◆ Goal of the exercise:
Where does the word "insert" show up in the records? Copy every line that has it.

[Supplied records — start]

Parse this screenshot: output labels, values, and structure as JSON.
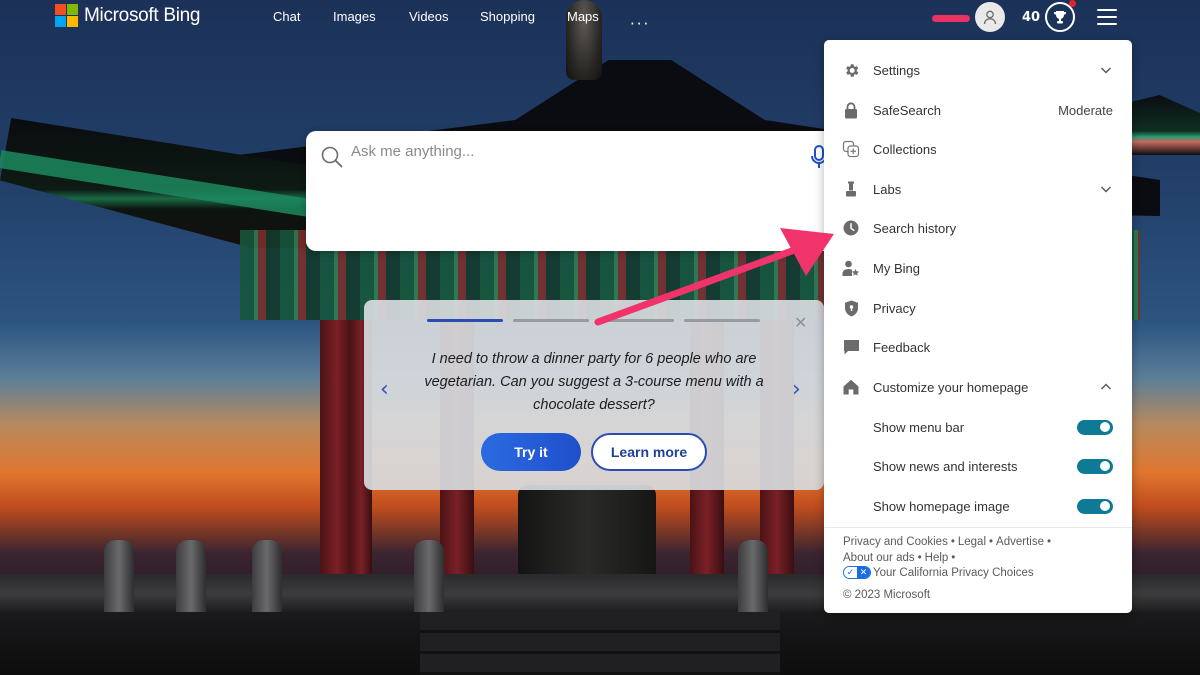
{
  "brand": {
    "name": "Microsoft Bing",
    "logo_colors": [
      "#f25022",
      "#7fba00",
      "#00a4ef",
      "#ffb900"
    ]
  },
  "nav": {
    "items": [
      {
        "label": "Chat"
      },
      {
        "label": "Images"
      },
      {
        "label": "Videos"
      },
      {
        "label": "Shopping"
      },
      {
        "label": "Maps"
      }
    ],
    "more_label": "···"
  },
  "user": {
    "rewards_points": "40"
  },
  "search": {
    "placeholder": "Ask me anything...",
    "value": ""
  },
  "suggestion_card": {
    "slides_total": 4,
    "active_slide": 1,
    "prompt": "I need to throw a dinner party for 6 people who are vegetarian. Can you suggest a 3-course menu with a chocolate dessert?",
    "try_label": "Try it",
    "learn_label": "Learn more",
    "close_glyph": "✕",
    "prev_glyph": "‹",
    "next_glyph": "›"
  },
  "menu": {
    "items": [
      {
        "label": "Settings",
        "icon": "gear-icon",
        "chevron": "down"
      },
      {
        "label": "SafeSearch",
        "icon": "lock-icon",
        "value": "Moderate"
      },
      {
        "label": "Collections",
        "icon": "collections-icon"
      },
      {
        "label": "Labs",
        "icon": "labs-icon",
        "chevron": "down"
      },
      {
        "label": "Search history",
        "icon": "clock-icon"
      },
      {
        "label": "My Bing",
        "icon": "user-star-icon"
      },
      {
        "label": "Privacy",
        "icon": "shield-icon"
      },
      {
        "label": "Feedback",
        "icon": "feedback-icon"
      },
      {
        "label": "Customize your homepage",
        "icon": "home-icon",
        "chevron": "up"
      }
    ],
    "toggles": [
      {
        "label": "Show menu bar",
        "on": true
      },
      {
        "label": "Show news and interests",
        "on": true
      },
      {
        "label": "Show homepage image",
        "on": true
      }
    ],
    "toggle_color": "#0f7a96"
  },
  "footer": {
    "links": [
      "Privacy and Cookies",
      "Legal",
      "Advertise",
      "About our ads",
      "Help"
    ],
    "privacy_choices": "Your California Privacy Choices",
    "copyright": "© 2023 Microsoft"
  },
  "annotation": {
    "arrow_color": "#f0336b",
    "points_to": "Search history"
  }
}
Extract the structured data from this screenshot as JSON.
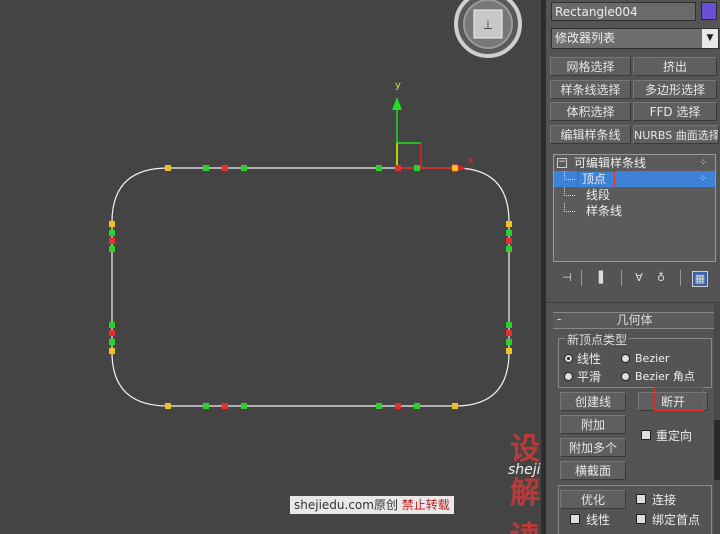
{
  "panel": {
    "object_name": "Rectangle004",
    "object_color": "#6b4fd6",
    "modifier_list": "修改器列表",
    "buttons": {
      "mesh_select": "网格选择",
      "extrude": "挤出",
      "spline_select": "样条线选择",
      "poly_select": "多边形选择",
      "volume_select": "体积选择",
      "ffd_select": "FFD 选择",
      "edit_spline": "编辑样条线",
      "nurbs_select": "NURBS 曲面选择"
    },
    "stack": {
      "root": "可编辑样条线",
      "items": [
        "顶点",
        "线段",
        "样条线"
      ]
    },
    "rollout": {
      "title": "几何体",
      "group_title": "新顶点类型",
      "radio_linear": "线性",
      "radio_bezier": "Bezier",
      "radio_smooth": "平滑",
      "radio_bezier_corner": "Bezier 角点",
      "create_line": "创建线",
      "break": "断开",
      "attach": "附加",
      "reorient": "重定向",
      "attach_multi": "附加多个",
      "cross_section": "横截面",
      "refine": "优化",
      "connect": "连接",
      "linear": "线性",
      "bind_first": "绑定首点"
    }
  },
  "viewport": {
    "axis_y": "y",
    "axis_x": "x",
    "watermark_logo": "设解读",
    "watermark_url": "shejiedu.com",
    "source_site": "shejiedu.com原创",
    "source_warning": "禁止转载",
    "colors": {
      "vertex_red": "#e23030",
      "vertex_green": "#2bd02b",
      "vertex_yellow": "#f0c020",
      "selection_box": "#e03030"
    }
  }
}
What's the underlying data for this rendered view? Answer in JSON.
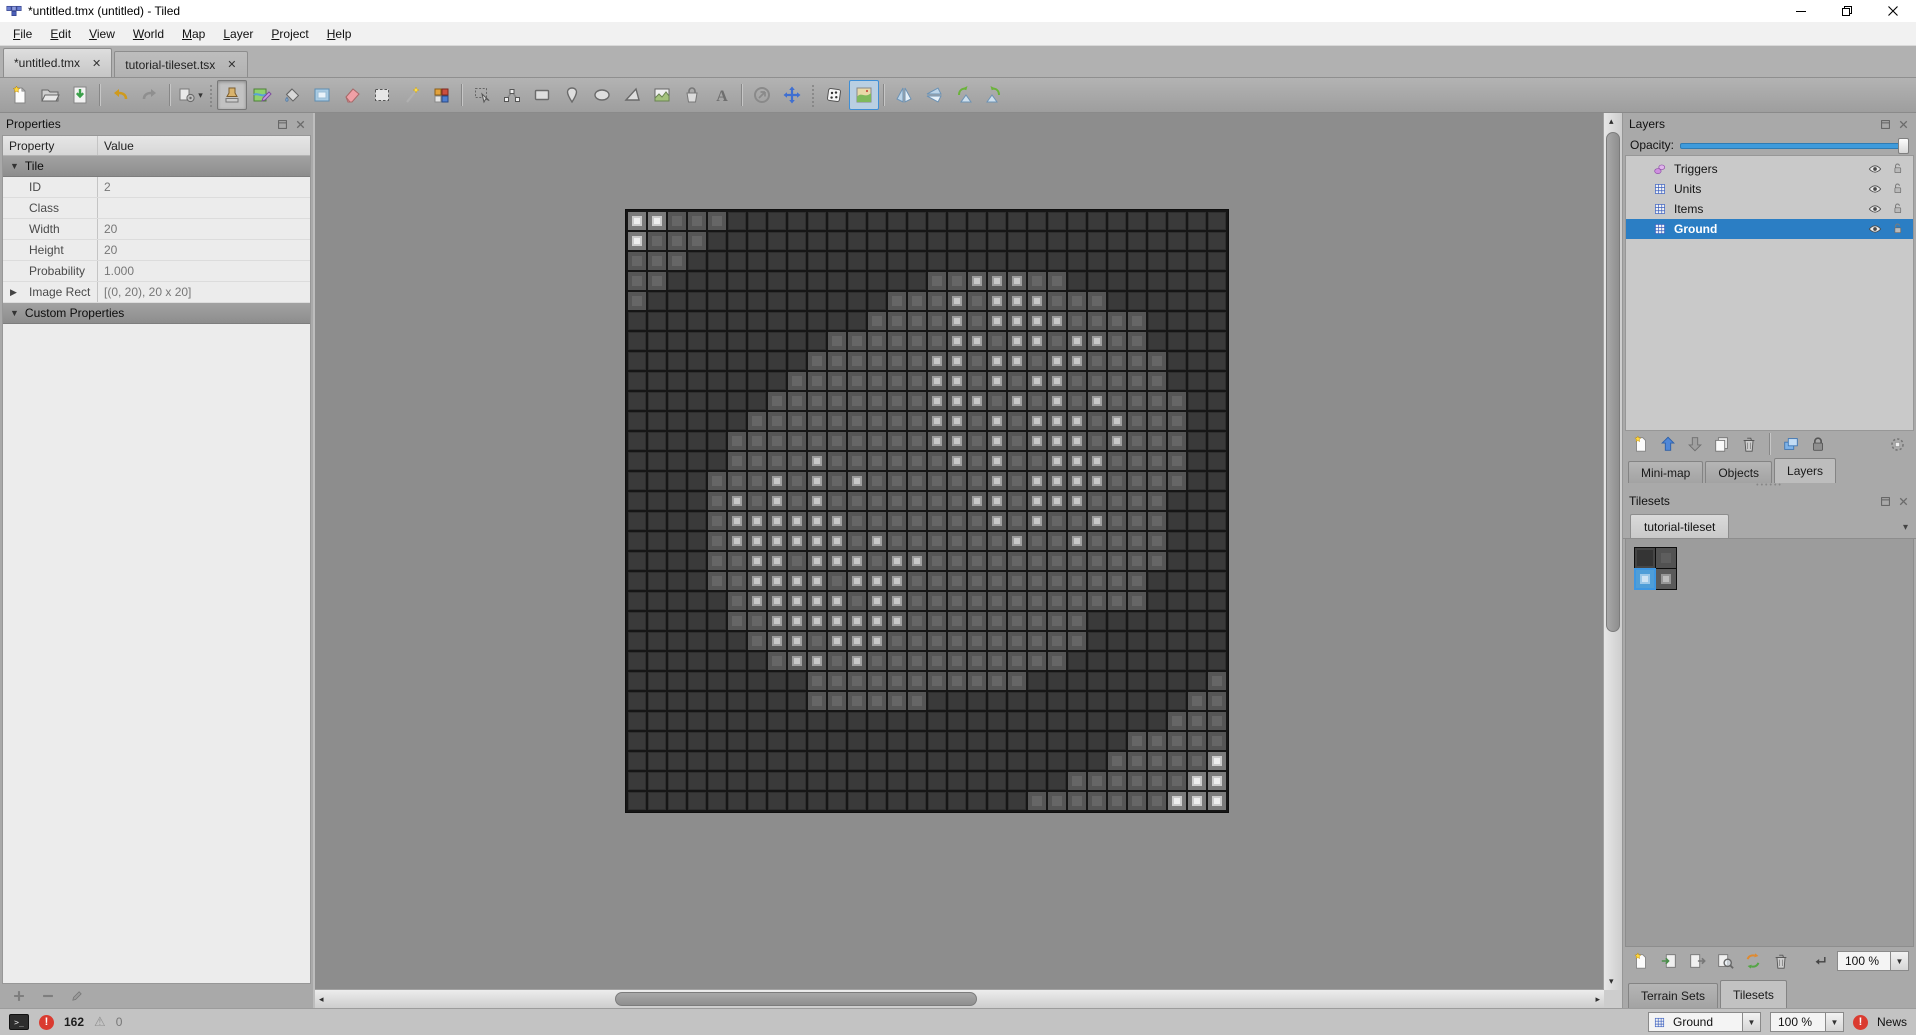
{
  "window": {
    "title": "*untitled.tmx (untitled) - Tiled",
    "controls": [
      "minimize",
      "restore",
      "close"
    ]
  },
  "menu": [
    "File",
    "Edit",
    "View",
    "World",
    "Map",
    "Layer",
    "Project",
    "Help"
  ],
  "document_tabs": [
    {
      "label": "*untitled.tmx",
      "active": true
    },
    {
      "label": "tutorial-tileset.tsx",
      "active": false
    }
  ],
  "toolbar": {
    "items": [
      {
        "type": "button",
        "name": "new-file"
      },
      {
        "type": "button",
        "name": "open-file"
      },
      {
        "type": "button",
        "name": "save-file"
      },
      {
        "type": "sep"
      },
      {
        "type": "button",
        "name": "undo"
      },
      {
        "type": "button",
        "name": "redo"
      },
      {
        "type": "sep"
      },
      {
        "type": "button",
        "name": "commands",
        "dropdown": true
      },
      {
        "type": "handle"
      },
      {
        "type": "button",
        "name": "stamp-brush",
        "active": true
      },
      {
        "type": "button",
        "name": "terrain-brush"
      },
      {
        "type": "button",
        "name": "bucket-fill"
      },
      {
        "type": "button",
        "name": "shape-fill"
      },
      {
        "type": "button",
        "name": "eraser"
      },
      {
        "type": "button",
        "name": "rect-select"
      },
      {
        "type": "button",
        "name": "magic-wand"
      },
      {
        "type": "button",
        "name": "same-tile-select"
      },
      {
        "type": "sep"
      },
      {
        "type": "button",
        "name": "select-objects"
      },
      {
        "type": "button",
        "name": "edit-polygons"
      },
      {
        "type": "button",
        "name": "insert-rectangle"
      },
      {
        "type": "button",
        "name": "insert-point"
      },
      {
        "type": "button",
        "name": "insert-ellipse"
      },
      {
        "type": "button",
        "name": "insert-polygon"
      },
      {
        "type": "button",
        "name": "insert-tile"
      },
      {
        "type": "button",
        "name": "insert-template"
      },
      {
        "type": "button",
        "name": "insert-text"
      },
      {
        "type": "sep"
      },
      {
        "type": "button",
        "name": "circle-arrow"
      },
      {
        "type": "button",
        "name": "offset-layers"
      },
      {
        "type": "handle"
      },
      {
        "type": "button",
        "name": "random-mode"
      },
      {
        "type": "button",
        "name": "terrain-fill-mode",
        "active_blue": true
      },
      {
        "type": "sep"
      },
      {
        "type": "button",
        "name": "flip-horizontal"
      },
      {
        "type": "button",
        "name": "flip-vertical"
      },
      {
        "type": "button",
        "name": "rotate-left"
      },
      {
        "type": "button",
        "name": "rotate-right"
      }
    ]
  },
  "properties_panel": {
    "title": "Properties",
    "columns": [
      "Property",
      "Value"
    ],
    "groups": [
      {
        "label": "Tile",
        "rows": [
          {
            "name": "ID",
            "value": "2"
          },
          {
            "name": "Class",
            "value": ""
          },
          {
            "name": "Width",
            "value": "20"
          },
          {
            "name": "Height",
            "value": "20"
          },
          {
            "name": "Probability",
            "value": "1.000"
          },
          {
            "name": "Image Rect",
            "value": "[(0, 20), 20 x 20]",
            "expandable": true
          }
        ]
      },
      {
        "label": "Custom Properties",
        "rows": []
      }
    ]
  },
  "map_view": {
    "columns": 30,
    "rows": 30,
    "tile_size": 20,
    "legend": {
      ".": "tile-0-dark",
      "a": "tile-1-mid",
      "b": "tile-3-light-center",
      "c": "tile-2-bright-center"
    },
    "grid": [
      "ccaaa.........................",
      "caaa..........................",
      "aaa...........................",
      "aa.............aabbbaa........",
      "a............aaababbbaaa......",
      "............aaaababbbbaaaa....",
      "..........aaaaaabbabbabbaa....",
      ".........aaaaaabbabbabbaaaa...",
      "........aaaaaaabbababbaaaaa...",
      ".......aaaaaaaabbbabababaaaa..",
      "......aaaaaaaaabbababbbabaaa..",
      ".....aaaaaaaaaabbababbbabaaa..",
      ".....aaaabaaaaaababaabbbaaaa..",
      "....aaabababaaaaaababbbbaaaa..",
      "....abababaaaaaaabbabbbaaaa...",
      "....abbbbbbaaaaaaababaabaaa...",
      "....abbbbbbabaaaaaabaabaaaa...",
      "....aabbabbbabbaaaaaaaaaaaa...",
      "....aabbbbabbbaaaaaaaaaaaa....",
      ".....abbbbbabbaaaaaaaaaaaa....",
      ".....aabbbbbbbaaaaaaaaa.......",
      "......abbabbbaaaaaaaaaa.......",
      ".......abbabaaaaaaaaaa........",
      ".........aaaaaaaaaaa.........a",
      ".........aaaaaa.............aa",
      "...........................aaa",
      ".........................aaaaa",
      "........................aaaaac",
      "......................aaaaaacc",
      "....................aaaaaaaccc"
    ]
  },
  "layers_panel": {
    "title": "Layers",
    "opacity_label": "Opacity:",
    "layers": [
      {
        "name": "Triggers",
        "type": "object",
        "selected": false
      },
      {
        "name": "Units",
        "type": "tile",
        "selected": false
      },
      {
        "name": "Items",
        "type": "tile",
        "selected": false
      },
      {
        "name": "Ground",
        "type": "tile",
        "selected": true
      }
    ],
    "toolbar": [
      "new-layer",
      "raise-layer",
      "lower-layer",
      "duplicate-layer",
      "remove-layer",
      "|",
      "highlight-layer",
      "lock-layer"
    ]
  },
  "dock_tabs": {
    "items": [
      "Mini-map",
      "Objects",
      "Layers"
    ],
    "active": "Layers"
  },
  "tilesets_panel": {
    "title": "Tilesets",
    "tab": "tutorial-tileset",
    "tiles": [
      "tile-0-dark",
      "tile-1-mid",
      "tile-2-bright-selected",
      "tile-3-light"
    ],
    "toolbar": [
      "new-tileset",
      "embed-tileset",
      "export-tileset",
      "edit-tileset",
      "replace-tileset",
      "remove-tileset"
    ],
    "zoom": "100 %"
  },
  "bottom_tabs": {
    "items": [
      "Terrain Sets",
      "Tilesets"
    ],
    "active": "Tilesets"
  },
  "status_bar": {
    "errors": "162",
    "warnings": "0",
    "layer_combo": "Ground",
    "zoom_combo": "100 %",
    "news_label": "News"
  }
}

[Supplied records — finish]

◆ Solution:
        "name": "insert-rectangle"
        "name": "insert-point"
        "name": "insert-ellipse"
        "name": "insert-polygon"
        "name": "insert-tile"
        "name": "insert-template"
        "name": "insert-text"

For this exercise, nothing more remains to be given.